This article focuses on a few key developments in landlord-tenant law that all mom-and-pop landlords should be conscious of in order to avoid turning their part-time supplemental income into a big time hole in their pocket.

Tuesday, September 01, 2015

Top 5 Risks For Airbnb Landlords

It may seem homeowners have a money tree at their house. It’s easy, just rent your house for the weekend and the dollars will shake into your bank account. Better yet, companies like Airbnb can facilitate the process and get landlords timely and secure payments, right? Making money is never so easy. Here are five risks of using Airbnb.

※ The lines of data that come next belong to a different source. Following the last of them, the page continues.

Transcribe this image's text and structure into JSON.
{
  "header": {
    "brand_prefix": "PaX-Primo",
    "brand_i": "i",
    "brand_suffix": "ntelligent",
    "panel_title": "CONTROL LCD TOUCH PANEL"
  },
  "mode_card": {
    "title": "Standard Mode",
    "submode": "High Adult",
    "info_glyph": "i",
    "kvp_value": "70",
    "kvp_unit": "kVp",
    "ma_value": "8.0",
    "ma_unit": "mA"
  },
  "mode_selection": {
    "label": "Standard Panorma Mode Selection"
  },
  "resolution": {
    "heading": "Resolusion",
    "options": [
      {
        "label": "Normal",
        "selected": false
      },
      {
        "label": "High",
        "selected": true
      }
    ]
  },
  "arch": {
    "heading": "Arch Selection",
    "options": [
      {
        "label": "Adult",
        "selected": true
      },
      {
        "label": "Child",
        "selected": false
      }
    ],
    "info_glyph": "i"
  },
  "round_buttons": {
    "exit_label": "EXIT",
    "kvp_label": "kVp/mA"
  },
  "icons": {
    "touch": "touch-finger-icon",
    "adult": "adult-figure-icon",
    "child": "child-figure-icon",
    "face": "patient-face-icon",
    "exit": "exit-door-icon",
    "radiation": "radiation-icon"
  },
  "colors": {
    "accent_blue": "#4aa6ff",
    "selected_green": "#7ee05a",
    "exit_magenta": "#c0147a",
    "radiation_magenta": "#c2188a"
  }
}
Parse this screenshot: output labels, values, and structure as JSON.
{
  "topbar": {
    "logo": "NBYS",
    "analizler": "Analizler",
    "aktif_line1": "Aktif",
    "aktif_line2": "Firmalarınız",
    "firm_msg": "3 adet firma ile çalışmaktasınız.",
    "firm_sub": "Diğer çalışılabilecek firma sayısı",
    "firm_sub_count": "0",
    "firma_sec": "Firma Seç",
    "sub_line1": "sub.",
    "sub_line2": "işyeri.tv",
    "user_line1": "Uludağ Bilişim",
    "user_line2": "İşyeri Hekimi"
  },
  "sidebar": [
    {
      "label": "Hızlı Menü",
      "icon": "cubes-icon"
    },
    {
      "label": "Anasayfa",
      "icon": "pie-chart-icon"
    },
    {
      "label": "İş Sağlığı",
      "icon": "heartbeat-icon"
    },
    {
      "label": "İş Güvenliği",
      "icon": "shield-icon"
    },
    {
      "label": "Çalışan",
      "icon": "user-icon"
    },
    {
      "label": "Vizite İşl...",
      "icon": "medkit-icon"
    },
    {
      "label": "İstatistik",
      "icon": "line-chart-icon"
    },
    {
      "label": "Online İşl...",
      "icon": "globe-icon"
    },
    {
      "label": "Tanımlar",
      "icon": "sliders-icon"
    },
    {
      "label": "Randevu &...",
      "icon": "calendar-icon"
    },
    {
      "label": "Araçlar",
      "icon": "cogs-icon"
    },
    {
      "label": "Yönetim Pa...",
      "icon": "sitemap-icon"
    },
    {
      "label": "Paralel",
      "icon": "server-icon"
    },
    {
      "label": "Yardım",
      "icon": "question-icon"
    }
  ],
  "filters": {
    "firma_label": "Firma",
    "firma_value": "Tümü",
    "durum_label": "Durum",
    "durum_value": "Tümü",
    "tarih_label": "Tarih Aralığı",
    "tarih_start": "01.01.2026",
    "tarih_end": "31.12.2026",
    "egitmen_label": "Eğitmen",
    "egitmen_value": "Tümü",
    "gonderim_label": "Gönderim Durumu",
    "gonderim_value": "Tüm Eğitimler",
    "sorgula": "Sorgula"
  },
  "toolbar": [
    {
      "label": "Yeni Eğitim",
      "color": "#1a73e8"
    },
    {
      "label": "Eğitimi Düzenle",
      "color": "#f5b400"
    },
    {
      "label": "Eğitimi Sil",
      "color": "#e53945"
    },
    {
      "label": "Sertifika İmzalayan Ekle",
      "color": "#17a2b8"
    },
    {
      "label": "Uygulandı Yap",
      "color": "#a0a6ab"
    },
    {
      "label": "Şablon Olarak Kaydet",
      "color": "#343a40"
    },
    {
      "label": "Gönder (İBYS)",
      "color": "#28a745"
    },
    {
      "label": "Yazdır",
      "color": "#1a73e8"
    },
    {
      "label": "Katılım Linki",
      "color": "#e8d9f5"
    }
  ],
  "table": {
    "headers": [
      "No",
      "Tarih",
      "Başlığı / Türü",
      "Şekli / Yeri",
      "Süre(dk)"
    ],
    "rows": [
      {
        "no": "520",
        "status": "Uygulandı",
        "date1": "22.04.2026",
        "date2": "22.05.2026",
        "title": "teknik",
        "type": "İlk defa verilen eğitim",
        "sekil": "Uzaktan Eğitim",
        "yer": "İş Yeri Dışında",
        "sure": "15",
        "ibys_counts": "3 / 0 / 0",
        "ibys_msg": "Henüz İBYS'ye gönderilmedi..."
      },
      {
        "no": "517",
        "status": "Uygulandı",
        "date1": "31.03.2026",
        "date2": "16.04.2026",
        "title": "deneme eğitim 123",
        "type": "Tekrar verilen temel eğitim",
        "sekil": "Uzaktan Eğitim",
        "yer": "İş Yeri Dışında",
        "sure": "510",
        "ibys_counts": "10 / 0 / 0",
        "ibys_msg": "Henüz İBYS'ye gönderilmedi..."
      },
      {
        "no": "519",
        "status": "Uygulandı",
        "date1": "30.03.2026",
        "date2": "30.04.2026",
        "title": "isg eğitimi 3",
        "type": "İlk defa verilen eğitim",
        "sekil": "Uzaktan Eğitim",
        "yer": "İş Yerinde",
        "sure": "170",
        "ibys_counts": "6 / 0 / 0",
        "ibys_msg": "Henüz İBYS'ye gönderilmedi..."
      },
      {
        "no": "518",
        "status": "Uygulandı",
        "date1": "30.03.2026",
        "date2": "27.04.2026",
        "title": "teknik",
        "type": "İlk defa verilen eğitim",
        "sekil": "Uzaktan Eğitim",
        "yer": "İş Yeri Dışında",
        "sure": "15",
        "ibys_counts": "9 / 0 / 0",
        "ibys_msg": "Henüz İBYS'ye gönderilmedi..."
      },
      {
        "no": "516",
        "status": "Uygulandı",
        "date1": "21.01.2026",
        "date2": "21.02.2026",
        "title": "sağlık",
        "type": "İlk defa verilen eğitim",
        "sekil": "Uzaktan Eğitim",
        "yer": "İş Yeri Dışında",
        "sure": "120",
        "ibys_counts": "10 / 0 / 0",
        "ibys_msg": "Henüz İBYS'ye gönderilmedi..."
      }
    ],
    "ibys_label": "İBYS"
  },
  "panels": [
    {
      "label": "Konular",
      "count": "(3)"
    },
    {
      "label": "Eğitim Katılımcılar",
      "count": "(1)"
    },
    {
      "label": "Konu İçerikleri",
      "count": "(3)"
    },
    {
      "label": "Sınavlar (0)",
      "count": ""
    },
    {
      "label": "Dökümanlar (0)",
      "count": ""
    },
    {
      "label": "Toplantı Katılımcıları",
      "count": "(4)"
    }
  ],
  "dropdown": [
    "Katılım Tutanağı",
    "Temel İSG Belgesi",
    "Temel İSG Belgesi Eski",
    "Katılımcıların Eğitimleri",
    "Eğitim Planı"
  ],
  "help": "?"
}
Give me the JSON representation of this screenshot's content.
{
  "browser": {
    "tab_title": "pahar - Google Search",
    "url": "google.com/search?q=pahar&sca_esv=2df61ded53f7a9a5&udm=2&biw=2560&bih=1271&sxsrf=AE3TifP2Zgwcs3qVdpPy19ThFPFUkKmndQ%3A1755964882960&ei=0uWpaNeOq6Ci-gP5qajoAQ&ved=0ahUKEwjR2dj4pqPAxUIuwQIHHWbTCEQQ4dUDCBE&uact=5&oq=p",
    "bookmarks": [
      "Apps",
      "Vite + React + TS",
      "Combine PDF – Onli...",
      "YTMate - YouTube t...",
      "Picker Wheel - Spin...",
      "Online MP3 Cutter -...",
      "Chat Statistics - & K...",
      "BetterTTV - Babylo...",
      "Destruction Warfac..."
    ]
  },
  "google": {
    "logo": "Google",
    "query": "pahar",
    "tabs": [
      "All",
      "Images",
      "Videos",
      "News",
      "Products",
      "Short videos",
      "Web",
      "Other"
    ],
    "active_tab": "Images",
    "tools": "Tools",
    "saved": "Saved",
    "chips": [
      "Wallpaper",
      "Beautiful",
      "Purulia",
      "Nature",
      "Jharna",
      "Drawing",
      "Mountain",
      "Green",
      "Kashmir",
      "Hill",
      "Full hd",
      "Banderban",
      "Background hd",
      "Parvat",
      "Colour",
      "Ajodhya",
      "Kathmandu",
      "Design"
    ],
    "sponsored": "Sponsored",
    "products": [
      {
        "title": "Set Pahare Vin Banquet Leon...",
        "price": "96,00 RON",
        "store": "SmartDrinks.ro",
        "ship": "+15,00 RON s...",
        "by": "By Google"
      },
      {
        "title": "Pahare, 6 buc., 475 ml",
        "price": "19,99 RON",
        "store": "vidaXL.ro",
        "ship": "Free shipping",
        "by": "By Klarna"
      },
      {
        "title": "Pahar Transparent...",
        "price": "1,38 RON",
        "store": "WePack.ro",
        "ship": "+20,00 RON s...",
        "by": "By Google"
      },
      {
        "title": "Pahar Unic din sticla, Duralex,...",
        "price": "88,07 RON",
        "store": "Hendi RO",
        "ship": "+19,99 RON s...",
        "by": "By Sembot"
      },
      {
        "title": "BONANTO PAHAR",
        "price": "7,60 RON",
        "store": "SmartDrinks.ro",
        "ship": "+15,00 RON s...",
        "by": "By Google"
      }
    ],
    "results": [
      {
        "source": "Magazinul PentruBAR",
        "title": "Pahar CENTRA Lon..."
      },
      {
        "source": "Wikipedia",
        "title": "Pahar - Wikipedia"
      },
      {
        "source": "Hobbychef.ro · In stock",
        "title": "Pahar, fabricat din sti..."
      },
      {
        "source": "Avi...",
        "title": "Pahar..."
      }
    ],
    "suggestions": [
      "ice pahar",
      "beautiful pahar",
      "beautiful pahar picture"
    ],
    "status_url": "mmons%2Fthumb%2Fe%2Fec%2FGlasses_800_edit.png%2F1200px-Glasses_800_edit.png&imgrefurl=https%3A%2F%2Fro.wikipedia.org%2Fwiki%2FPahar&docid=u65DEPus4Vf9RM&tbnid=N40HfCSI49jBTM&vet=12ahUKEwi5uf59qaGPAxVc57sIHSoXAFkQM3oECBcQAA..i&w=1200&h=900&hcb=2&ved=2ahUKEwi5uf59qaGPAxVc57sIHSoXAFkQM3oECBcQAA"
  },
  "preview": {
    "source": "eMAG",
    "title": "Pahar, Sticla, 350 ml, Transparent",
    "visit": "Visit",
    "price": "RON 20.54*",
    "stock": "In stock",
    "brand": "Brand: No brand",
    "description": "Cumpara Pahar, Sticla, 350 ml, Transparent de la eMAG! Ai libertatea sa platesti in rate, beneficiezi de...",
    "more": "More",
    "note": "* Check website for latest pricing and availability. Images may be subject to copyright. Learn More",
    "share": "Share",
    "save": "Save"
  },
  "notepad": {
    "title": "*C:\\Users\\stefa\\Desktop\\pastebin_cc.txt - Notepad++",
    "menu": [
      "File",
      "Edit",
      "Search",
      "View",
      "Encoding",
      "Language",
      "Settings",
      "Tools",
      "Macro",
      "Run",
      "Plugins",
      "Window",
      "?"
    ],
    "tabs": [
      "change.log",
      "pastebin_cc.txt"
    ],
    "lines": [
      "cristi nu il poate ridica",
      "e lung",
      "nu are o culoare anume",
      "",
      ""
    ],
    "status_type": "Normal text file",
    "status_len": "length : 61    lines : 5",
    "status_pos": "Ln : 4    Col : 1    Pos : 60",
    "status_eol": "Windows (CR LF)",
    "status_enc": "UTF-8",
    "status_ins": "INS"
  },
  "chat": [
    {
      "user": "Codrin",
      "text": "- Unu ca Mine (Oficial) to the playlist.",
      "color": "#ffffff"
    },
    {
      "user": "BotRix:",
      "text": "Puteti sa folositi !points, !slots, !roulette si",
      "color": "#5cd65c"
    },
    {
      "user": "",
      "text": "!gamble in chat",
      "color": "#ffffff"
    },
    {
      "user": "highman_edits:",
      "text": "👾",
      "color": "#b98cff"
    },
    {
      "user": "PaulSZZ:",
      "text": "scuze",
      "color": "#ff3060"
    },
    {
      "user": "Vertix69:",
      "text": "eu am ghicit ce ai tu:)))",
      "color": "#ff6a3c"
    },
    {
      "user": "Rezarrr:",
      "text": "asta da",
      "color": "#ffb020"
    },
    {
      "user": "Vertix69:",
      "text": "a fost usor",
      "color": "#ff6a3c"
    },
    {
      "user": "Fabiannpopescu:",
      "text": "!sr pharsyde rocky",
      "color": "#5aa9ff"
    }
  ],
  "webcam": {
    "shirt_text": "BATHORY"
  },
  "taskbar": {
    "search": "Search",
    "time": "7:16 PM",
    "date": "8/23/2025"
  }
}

In each, you need to decide if an Airbnb host is a residential property landlord or instead a hotel operator, in order to understand your exposure.

Read the full article by Andrew Lieb, Esq. here. 

Thursday, June 04, 2015

Relative Matters: Thinking of Letting a Family Member Stay at Your Hamptons Estate?

If you are counting on rental income, you cannot let a relative stay at your place, even for the weekend.

Read Andrew Lieb's latest article in Behind The Hedges to find out why.

Wednesday, September 10, 2014

Why Not to Rent Property to a Family Member

Before letting a family member stay at your house, read and share Andrew Lieb's latest article published in the New York Section of the Huffington Post.

The answer depends on two very important factors:
  1. Do you really need the money from your rental?
  2. Are you actually related to your family member?

The comprehensive article is available through the following link. Full Article